**The data:**

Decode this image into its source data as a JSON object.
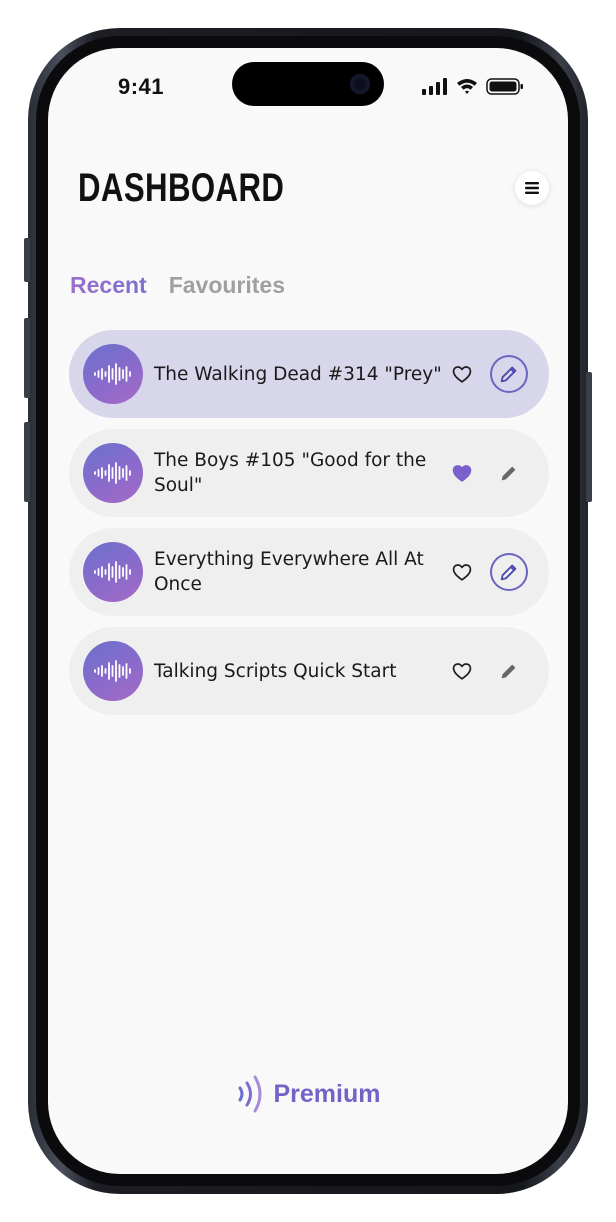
{
  "status_bar": {
    "time": "9:41"
  },
  "header": {
    "title": "DASHBOARD"
  },
  "tabs": [
    {
      "label": "Recent",
      "active": true
    },
    {
      "label": "Favourites",
      "active": false
    }
  ],
  "scripts": [
    {
      "title": "The Walking Dead #314 \"Prey\"",
      "favourite": false,
      "selected": true,
      "edit_style": "outlined"
    },
    {
      "title": "The Boys #105 \"Good for the Soul\"",
      "favourite": true,
      "selected": false,
      "edit_style": "plain"
    },
    {
      "title": "Everything Everywhere All At Once",
      "favourite": false,
      "selected": false,
      "edit_style": "outlined"
    },
    {
      "title": "Talking Scripts Quick Start",
      "favourite": false,
      "selected": false,
      "edit_style": "plain"
    }
  ],
  "footer": {
    "premium_label": "Premium"
  },
  "icons": {
    "menu": "hamburger-icon",
    "avatar": "soundwave-icon",
    "favourite": "heart-icon",
    "edit": "pencil-icon",
    "premium": "sound-waves-icon"
  },
  "colors": {
    "accent": "#7463c6",
    "selected_card": "#d7d6ea",
    "card": "#efefef",
    "heart_filled": "#7b5fcc"
  }
}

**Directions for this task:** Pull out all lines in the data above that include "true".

**Answer space:**
      "active": true
      "selected": true,
      "favourite": true,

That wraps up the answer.